Home
Search the site
Tennessee Wildlife
  Viewing Trail

FAQ
Critter of the Month
Seasonal Events
Monthly Gallery
Backyard Wildlife Info
TWRA Publications
Woodworking for Wildlife
Education Tools
Links to Related Sites
Sponsors
About us
Contact Us

Join our Mailing List
Donate











Policies & Privacy
©Copyright 2017 TWRA




Ask TWW | Where to Watch | Birding Tips | Local Birding Resources | Birding Links | Backyard Wildife Info | Gallery

Adult
Range Map
Share

BIRDS » WATERBIRDS
Bank Swallow

Bank Swallow
Riparia riparia

Bank Swallows nest in colonies where they excavate burrows, primarily in stream banks, across much of North America, Europe and Asia. They are highly social and colonies can contain from 4 to 2,000 nests. In Tennessee they nest in bluffs and riverbanks near the Mississippi River, but starting in 1969 they also started using human-made "bluffs" in dredge spoil and quarries in West Tennessee. In North America Bank Swallows breed from western Alaska to the Atlantic coast, southward through the central United States to southern Texas. In winter most birds travel to South America, with some wintering in Mexico.

Description: This is the smallest swallow in North America. The Bank Swallow is white below with a distinct dark brown band across the chest, and brown on the back and tail. The wings are long, thin and pointed.
Length: 5.25"
Wingspan: 13"
Weight: 0.47 oz

Similar Species:

Habitat: Open country near water.

Diet: Flying insects.

Nesting and reproduction: Bank Swallows colonies are typically found in vertical or near vertical banks or bluffs in lowland areas dominated by rivers, streams, and lakes. In eastern North America, including Tennessee, many colonies are found in sand and gravel quarries. Colonies in Tennessee range from 4 to 600 burrows, with an average of 108 active nests.

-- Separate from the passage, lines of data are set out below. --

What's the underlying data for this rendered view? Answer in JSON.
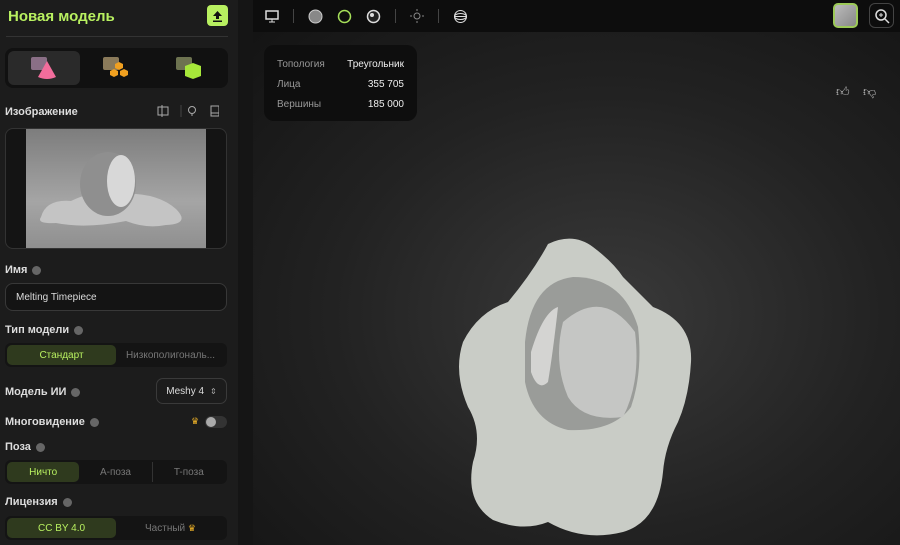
{
  "sidebar": {
    "title": "Новая модель",
    "image_label": "Изображение",
    "name_label": "Имя",
    "name_value": "Melting Timepiece",
    "model_type_label": "Тип модели",
    "model_types": [
      "Стандарт",
      "Низкополигональ..."
    ],
    "ai_model_label": "Модель ИИ",
    "ai_model_value": "Meshy 4",
    "multiview_label": "Многовидение",
    "multiview_on": false,
    "pose_label": "Поза",
    "poses": [
      "Ничто",
      "A-поза",
      "T-поза"
    ],
    "license_label": "Лицензия",
    "licenses": [
      "CC BY 4.0",
      "Частный"
    ]
  },
  "stats": {
    "topology_label": "Топология",
    "topology_value": "Треугольник",
    "faces_label": "Лица",
    "faces_value": "355 705",
    "vertices_label": "Вершины",
    "vertices_value": "185 000"
  },
  "colors": {
    "accent": "#b8f060"
  }
}
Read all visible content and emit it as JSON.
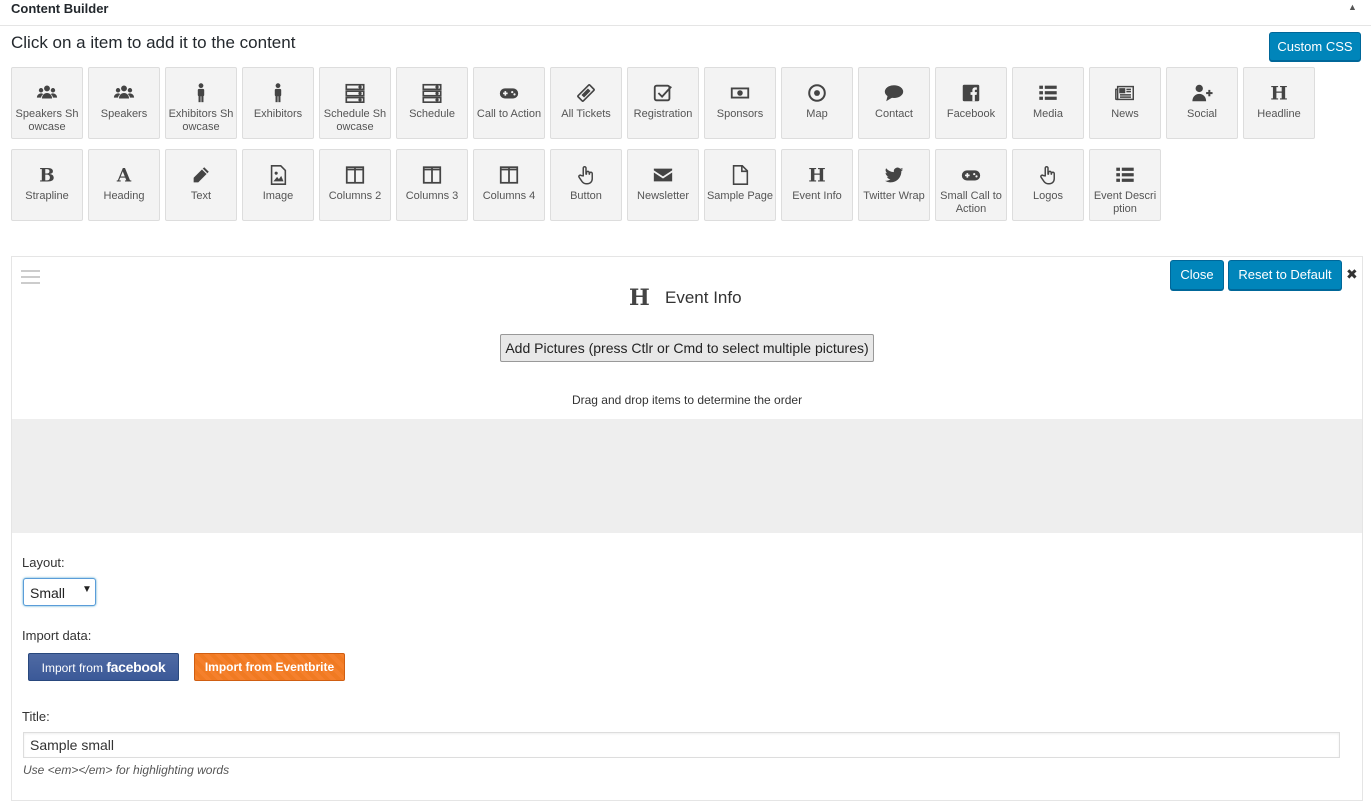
{
  "header": {
    "title": "Content Builder",
    "toggle_glyph": "▲"
  },
  "instruction": "Click on a item to add it to the content",
  "custom_css_label": "Custom CSS",
  "tiles": [
    {
      "label": "Speakers Showcase",
      "icon": "users-icon"
    },
    {
      "label": "Speakers",
      "icon": "users-icon"
    },
    {
      "label": "Exhibitors Showcase",
      "icon": "male-icon"
    },
    {
      "label": "Exhibitors",
      "icon": "male-icon"
    },
    {
      "label": "Schedule Showcase",
      "icon": "server-icon"
    },
    {
      "label": "Schedule",
      "icon": "server-icon"
    },
    {
      "label": "Call to Action",
      "icon": "gamepad-icon"
    },
    {
      "label": "All Tickets",
      "icon": "ticket-icon"
    },
    {
      "label": "Registration",
      "icon": "check-square-icon"
    },
    {
      "label": "Sponsors",
      "icon": "money-icon"
    },
    {
      "label": "Map",
      "icon": "dot-circle-icon"
    },
    {
      "label": "Contact",
      "icon": "comment-icon"
    },
    {
      "label": "Facebook",
      "icon": "facebook-icon"
    },
    {
      "label": "Media",
      "icon": "list-icon"
    },
    {
      "label": "News",
      "icon": "newspaper-icon"
    },
    {
      "label": "Social",
      "icon": "user-plus-icon"
    },
    {
      "label": "Headline",
      "icon": "header-icon"
    },
    {
      "label": "Strapline",
      "icon": "bold-icon"
    },
    {
      "label": "Heading",
      "icon": "font-icon"
    },
    {
      "label": "Text",
      "icon": "pencil-icon"
    },
    {
      "label": "Image",
      "icon": "image-file-icon"
    },
    {
      "label": "Columns 2",
      "icon": "columns-icon"
    },
    {
      "label": "Columns 3",
      "icon": "columns-icon"
    },
    {
      "label": "Columns 4",
      "icon": "columns-icon"
    },
    {
      "label": "Button",
      "icon": "hand-pointer-icon"
    },
    {
      "label": "Newsletter",
      "icon": "envelope-icon"
    },
    {
      "label": "Sample Page",
      "icon": "file-icon"
    },
    {
      "label": "Event Info",
      "icon": "header-icon"
    },
    {
      "label": "Twitter Wrap",
      "icon": "twitter-icon"
    },
    {
      "label": "Small Call to Action",
      "icon": "gamepad-icon"
    },
    {
      "label": "Logos",
      "icon": "hand-pointer-icon"
    },
    {
      "label": "Event Description",
      "icon": "list-icon"
    }
  ],
  "panel": {
    "title": "Event Info",
    "title_icon": "H",
    "close_label": "Close",
    "reset_label": "Reset to Default",
    "close_x": "✖",
    "add_pictures_label": "Add Pictures (press Ctlr or Cmd to select multiple pictures)",
    "hint": "Drag and drop items to determine the order",
    "layout_label": "Layout:",
    "layout_value": "Small",
    "import_label": "Import data:",
    "import_fb_prefix": "Import from ",
    "import_fb_word": "facebook",
    "import_eventbrite_label": "Import from Eventbrite",
    "title_label": "Title:",
    "title_value": "Sample small",
    "title_desc": "Use <em></em> for highlighting words"
  },
  "colors": {
    "accent": "#0085ba",
    "facebook": "#3b5998",
    "eventbrite": "#f5802c"
  }
}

Clutch Size: 4 to 6 eggs, with 5 most common.

Incubation: The male and female incubate the eggs for 14 to 16 days.

Fledging: Both parents tend the young, which fledge when 18 to 24 days old.

Nest: Males dig most of the nest-burrow and nest chamber; the female builds most of the nest. Burrows are about 25 inches long, and the nest is a flat platform of grass, leaves, or other plant material at the end of the burrow.

Status in Tennessee: The Bank Swallow is a very localized, uncommon summer resident, found in the state from late April through mid-September. Colonies are primarily built in natural banks in West Tennessee, and artificial sites elsewhere in the state.

Dynamic map of Bank Swallow eBird observations in Tennessee

Fun Facts:

  • In Europe and Asia, the common name for the Bank Swallow is Sand Martin.
  • In the late 1820s, John James Audubon was the first to describe Bank Swallows in Tennessee. He reported "thousands" of burrows in the Second Chickasaw Bluff, on the Mississippi River near Randolph, Tipton County.
  • The first East Tennessee Bank Swallow nests were found in 1969 in dredge material near the Watauga River.
  • The scientific name of the Bank Swallow is Riparia riparia, which double states "riverbank."

Obsolete English Names: sand martin

Best places to see in Tennessee: Colonies are most likely to be found in bluffs and riverbanks near the Mississippi River. Due to the ephemeral nature of both their natural and human-made nesting sites, colonies are rarely found in the same location for more than a few seasons.

For more information:

Sources:

Garrison, B.A. 1999. Bank Swallow (Riparia riparia), The Birds of North America No. 414 (A. Poole and F. Gill, eds.). The Academy of Natural Sciences, Philadelphia, PA, and The American Ornithologists' Union, Washington, D.C.

Nicholson, C. P. 1997. Atlas of Breeding Birds of Tennessee. Univ. of Tennessee Press, Knoxville.

Robinson J. C. 1990. An Annotated Checklist of the Birds of Tennessee. Univ. of Tennessee Press, Knoxville.

Sibley, D. A. 2000. The Sibley Guide to Birds. A. A. Knopf, New York, NY.


Consider using the online bird checklist program at eBird to help us understand bird populations and distributions in Tennessee. Click here to see how.